Established in 1998, the Globe Awards spotlight examples of transportation construction industry excellence in these categories:

Project Awards: recognizes private-sector firms and public-sector transportation agencies that do an outstanding job in protecting and/or enhancing the natural environment in the planning, design and construction of U.S. transportation infrastructure projects.  Nominations may be made for projects in the following seven categories: highways, local or secondary roads, bridges, public transit, airports, railroads­, and waterways and ports.

Process Awards: honors companies that have exhibited environmentally responsible manufacturing, production, resource extraction or other processes related to surface transportation construction.  Such organizations may include:

  • heavy construction equipment and transportation safety product manufacturers (environmentally responsible manufacturing); or
  • materials companies (environmentally responsible resource extraction and/or production)

Established in 1999, the PRIDE Awards celebrate excellence in community relations and public education of projects that enhance the image of the transportation design and construction industry. It is open to all industry firms, agencies and associations.  There are two categories:

Community Relations: honors programs and activities that demonstrate positive civic involvement with the community in which a firm/agency is located.

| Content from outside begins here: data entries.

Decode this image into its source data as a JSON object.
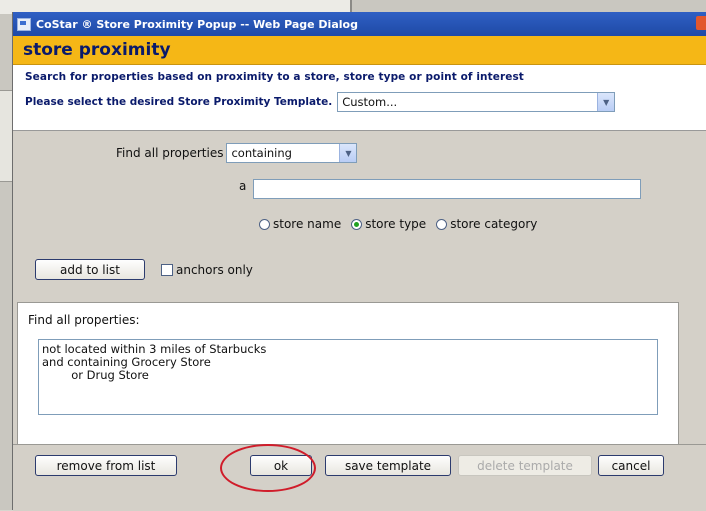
{
  "window": {
    "title": "CoStar ® Store Proximity Popup -- Web Page Dialog"
  },
  "header": {
    "title": "store proximity"
  },
  "intro": {
    "description": "Search for properties based on proximity to a store, store type or point of interest",
    "template_label": "Please select the desired Store Proximity Template.",
    "template_value": "Custom..."
  },
  "criteria": {
    "find_label": "Find all properties",
    "condition_value": "containing",
    "bullet": "a",
    "text_value": "",
    "radios": [
      {
        "label": "store name",
        "checked": false
      },
      {
        "label": "store type",
        "checked": true
      },
      {
        "label": "store category",
        "checked": false
      }
    ],
    "add_button": "add to list",
    "anchors_label": "anchors only",
    "anchors_checked": false
  },
  "properties": {
    "title": "Find all properties:",
    "lines": [
      "not located within 3 miles of Starbucks",
      "and containing Grocery Store",
      "        or Drug Store"
    ]
  },
  "buttons": {
    "remove": "remove from list",
    "ok": "ok",
    "save": "save template",
    "delete": "delete template",
    "cancel": "cancel"
  },
  "colors": {
    "header_bg": "#f5b716",
    "title_text": "#0a1a6b",
    "highlight_ellipse": "#d01c2a"
  }
}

Public-Media Relations/Education: pays tribute to programs and activities that educate the public and opinion leaders about the significant contributions the transportation construction industry (or a specific sector of it) makes to the economy and/or quality of life.

The deadline for the Globe Awards is April 18 and April 29 for the PRIDE Awards.  To obtain a copy of the application forms, visit www.artbatdf.org or contact ARTBA’s Awards Program Manager Kashae Williams at 202-289-4434.

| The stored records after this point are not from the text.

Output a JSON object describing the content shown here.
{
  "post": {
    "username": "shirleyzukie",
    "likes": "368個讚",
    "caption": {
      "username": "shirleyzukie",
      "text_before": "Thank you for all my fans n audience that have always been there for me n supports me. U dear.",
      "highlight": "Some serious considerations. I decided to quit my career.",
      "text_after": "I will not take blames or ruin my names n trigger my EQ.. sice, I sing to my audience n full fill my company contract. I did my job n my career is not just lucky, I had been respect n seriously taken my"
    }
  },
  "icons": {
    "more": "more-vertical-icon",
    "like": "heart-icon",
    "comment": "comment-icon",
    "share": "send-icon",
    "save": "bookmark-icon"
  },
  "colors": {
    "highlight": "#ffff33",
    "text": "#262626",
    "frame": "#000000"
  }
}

Winners will be recognized during a special June 9 lunch, held in conjunction with ARTBA’s Federal Issues Program in Washington, D.C.

The ARTBA Foundation was established in 1985 as a 501(c)(3) tax-exempt entity to “promote research, education and public awareness.”  It supports an array of initiatives, including educational scholarships, awards, executive education seminars, roadway work zone safety and training programs, special economic reports and a national exhibition on transportation.